Arterial blood gas measurement may be considered if clinical examination and routine diagnostic testing are equivocal. With two notable exceptions (carbon monoxide poisoning and cyanide toxicity), arterial blood gas measurement distinguishes increased mechanical effort causes of dyspnea (respiratory acidosis with or without hypoxemia) from compensatory tachypnea (respiratory alkalosis with or without hypoxemia or metabolic acidosis) and from psychogenic dyspnea (respiratory alkalosis). An observational study, however, found that arterial blood gas measurement had little value in determining the cause of dyspnea in patients presenting to the emergency department. Carbon monoxide and cyanide impair oxygen delivery with minimal alterations in Po2; percent carboxyhemoglobin identifies carbon monoxide toxicity. Cyanide poisoning should be considered in a patient with profound lactic acidosis following exposure to burning vinyl (such as a theater fire or industrial accident). Suspected carbon monoxide poisoning or methemoglobinemia can also be confirmed with venous carboxyhemoglobin or methemoglobin levels. Venous blood gas testing is also an option for assessing respiratory and acid-base status by measuring venous pH and PCO2 but is unable to provide information on oxygenation status. To correlate with arterial blood gas values, venous pH is typically 0.03–0.05 units lower, and venous PCO2 is typically 4–5 mm Hg higher than arterial samples.
Because arterial blood gas testing is impractical in most outpatient settings, pulse oximetry has assumed a central role in the office evaluation of dyspnea. Oxygen saturation values above 96% almost always correspond with a Po2 greater than 70 mm Hg, whereas values less than 94% may represent clinically significant hypoxemia. Important exceptions to this rule include carbon monoxide toxicity, which leads to a normal oxygen saturation (due to the similar wavelengths of oxyhemoglobin and carboxyhemoglobin), and methemoglobinemia, which results in an oxygen saturation of about 85% that fails to increase with supplemental oxygen. A delirious or obtunded patient with obstructive lung disease warrants immediate measurement of arterial blood gases to exclude hypercapnia and the need for intubation, regardless of the oxygen saturation. If a patient reports dyspnea with exertion, but resting oximetry is normal, assessment of desaturation with ambulation (eg, a brisk walk around the clinic) can be useful for confirming impaired gas exchange.

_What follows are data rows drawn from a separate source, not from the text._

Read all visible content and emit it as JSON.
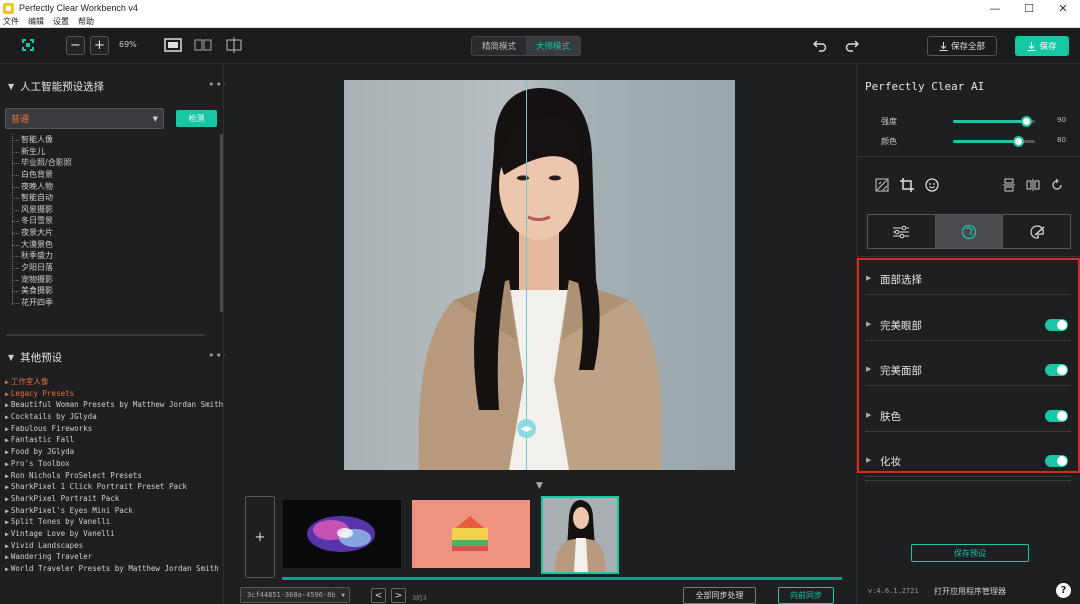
{
  "window": {
    "title": "Perfectly Clear Workbench v4",
    "minimize": "—",
    "maximize": "☐",
    "close": "✕"
  },
  "menu": [
    "文件",
    "编辑",
    "设置",
    "帮助"
  ],
  "toolbar": {
    "zoom_out": "−",
    "zoom_in": "+",
    "zoom_level": "69%",
    "mode_simple": "精简模式",
    "mode_master": "大师模式",
    "save_all": "保存全部",
    "save": "保存"
  },
  "left": {
    "ai_presets_title": "人工智能预设选择",
    "preset_selected": "普通",
    "detect_button": "检测",
    "ai_presets": [
      "智能人像",
      "新生儿",
      "毕业照/合影照",
      "白色背景",
      "夜晚人物",
      "智能自动",
      "风景摄影",
      "冬日雪景",
      "夜景大片",
      "大漠景色",
      "秋季盛力",
      "夕阳日落",
      "宠物摄影",
      "美食摄影",
      "花开四季"
    ],
    "other_presets_title": "其他预设",
    "other_presets": [
      {
        "label": "工作室人像",
        "highlight": true
      },
      {
        "label": "Legacy Presets",
        "highlight": true
      },
      {
        "label": "Beautiful Woman Presets by Matthew Jordan Smith",
        "highlight": false
      },
      {
        "label": "Cocktails by JGlyda",
        "highlight": false
      },
      {
        "label": "Fabulous Fireworks",
        "highlight": false
      },
      {
        "label": "Fantastic Fall",
        "highlight": false
      },
      {
        "label": "Food by JGlyda",
        "highlight": false
      },
      {
        "label": "Pro's Toolbox",
        "highlight": false
      },
      {
        "label": "Ron Nichols ProSelect Presets",
        "highlight": false
      },
      {
        "label": "SharkPixel 1 Click Portrait Preset Pack",
        "highlight": false
      },
      {
        "label": "SharkPixel Portrait Pack",
        "highlight": false
      },
      {
        "label": "SharkPixel's Eyes Mini Pack",
        "highlight": false
      },
      {
        "label": "Split Tones by Vanelli",
        "highlight": false
      },
      {
        "label": "Vintage Love by Vanelli",
        "highlight": false
      },
      {
        "label": "Vivid Landscapes",
        "highlight": false
      },
      {
        "label": "Wandering Traveler",
        "highlight": false
      },
      {
        "label": "World Traveler Presets by Matthew Jordan Smith",
        "highlight": false
      }
    ]
  },
  "canvas": {
    "add_image": "+",
    "file_hash": "3cf44851-368a-4596-8b",
    "prev": "<",
    "next": ">",
    "page_count": "3的3",
    "batch_button": "全部同步处理",
    "sync_button": "向前同步"
  },
  "right": {
    "title": "Perfectly Clear AI",
    "sliders": [
      {
        "label": "强度",
        "value": "90",
        "level": 0.9
      },
      {
        "label": "颜色",
        "value": "80",
        "level": 0.8
      }
    ],
    "features": [
      {
        "label": "面部选择",
        "toggle": false
      },
      {
        "label": "完美眼部",
        "toggle": true
      },
      {
        "label": "完美面部",
        "toggle": true
      },
      {
        "label": "肤色",
        "toggle": true
      },
      {
        "label": "化妆",
        "toggle": true
      }
    ],
    "save_preset": "保存预设",
    "version": "v:4.6.1.2721",
    "app_manager": "打开应用程序管理器",
    "help": "?"
  },
  "colors": {
    "accent": "#15c7a2",
    "highlight": "#e8723a",
    "redbox": "#e0261f"
  }
}
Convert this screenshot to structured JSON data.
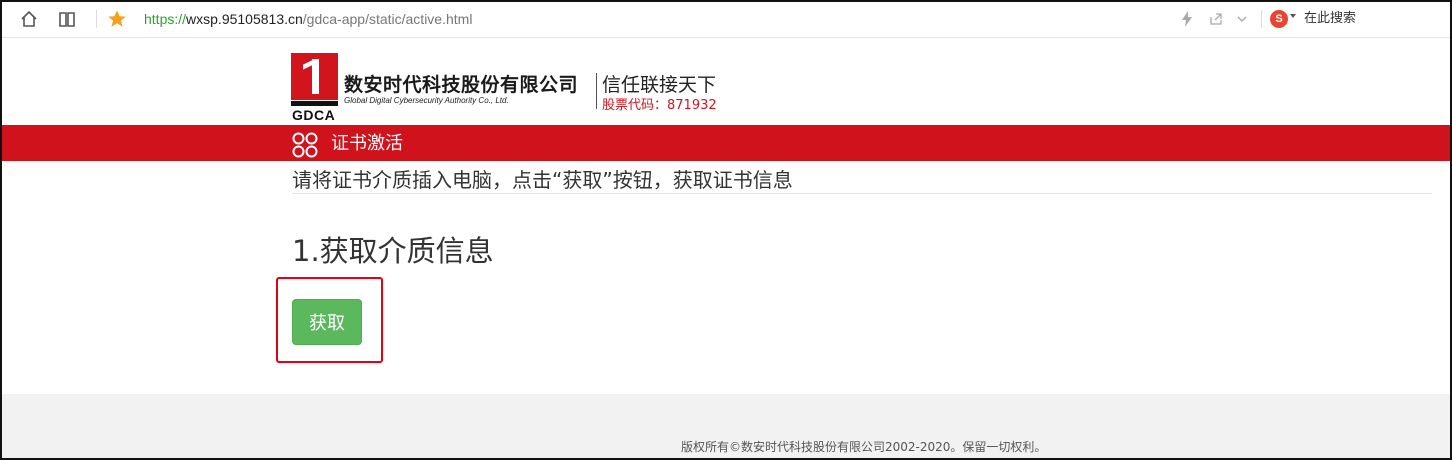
{
  "browser": {
    "url_scheme": "https://",
    "url_host": "wxsp.95105813.cn",
    "url_path": "/gdca-app/static/active.html",
    "search_label": "在此搜索",
    "search_engine_letter": "S",
    "icons": [
      "home-icon",
      "reader-icon",
      "favorite-star-icon",
      "lightning-icon",
      "share-icon",
      "chevron-down-icon",
      "sogou-icon"
    ]
  },
  "header": {
    "logo_text": "GDCA",
    "company_name_cn": "数安时代科技股份有限公司",
    "company_name_en": "Global Digital Cybersecurity Authority Co., Ltd.",
    "slogan": "信任联接天下",
    "stock_code": "股票代码：871932"
  },
  "title_bar": {
    "title": "证书激活",
    "icon": "grid-circles-icon",
    "color": "#cf121c"
  },
  "main": {
    "instruction": "请将证书介质插入电脑，点击“获取”按钮，获取证书信息",
    "step_title": "1.获取介质信息",
    "get_button_label": "获取",
    "button_color": "#5cb85c",
    "highlight_color": "#e60012"
  },
  "footer": {
    "copyright": "版权所有©数安时代科技股份有限公司2002-2020。保留一切权利。"
  }
}
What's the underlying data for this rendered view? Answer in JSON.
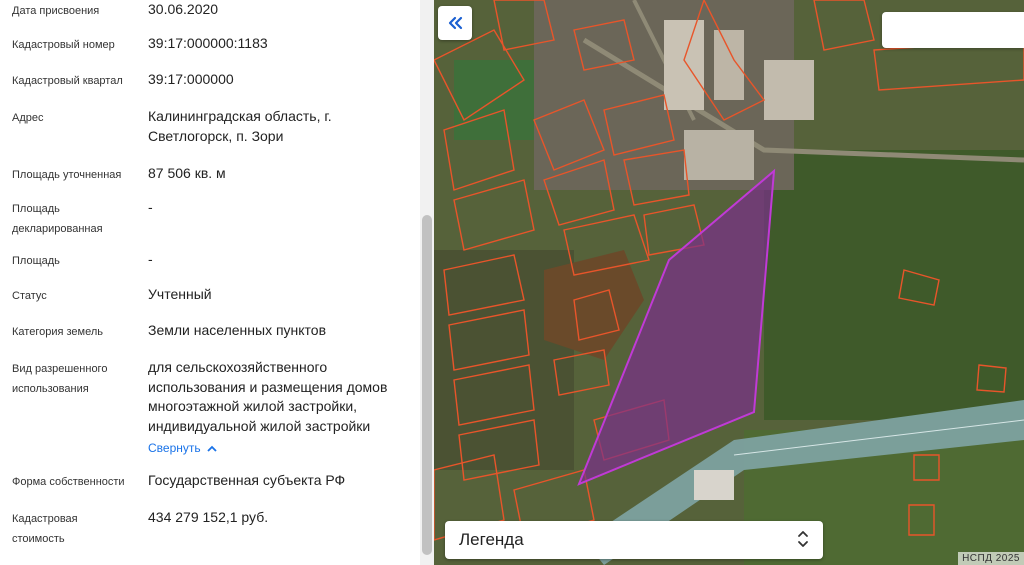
{
  "fields": [
    {
      "label": "Дата присвоения",
      "value": "30.06.2020"
    },
    {
      "label": "Кадастровый номер",
      "value": "39:17:000000:1183"
    },
    {
      "label": "Кадастровый квартал",
      "value": "39:17:000000"
    },
    {
      "label": "Адрес",
      "value": "Калининградская область, г. Светлогорск, п. Зори"
    },
    {
      "label": "Площадь уточненная",
      "value": "87 506 кв. м"
    },
    {
      "label": "Площадь декларированная",
      "value": "-"
    },
    {
      "label": "Площадь",
      "value": "-"
    },
    {
      "label": "Статус",
      "value": "Учтенный"
    },
    {
      "label": "Категория земель",
      "value": "Земли населенных пунктов"
    },
    {
      "label": "Вид разрешенного использования",
      "value": "для сельскохозяйственного использования и размещения домов многоэтажной жилой застройки, индивидуальной жилой застройки"
    },
    {
      "label": "Форма собственности",
      "value": "Государственная субъекта РФ"
    },
    {
      "label": "Кадастровая стоимость",
      "value": "434 279 152,1 руб."
    }
  ],
  "collapse_link": "Свернуть",
  "map": {
    "search_placeholder": "",
    "legend_label": "Легенда",
    "attribution": "НСПД 2025",
    "colors": {
      "parcel": "#e8552a",
      "selected_fill": "#7a2f8a",
      "selected_stroke": "#c03ad6",
      "road": "#7fa5a5"
    },
    "icons": {
      "collapse": "double-chevron-left-icon",
      "legend_sort": "up-down-chevron-icon"
    }
  }
}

A study found that for adults without known cardiac or pulmonary disease reporting dyspnea on exertion, spirometry, NT-proBNP, and CT imaging were the most informative tests.
Episodic dyspnea can be challenging if an evaluation cannot be performed during symptoms. Life-threatening causes include recurrent pulmonary embolism, myocardial ischemia, and reactive airway disease. When associated with audible wheezing, vocal cord dysfunction should be considered, particularly in a young woman who does not respond to asthma therapy. Spirometry is very helpful in further classifying patients with obstructive airway disease but is rarely needed in the initial or emergent evaluation of patients with acute dyspnea.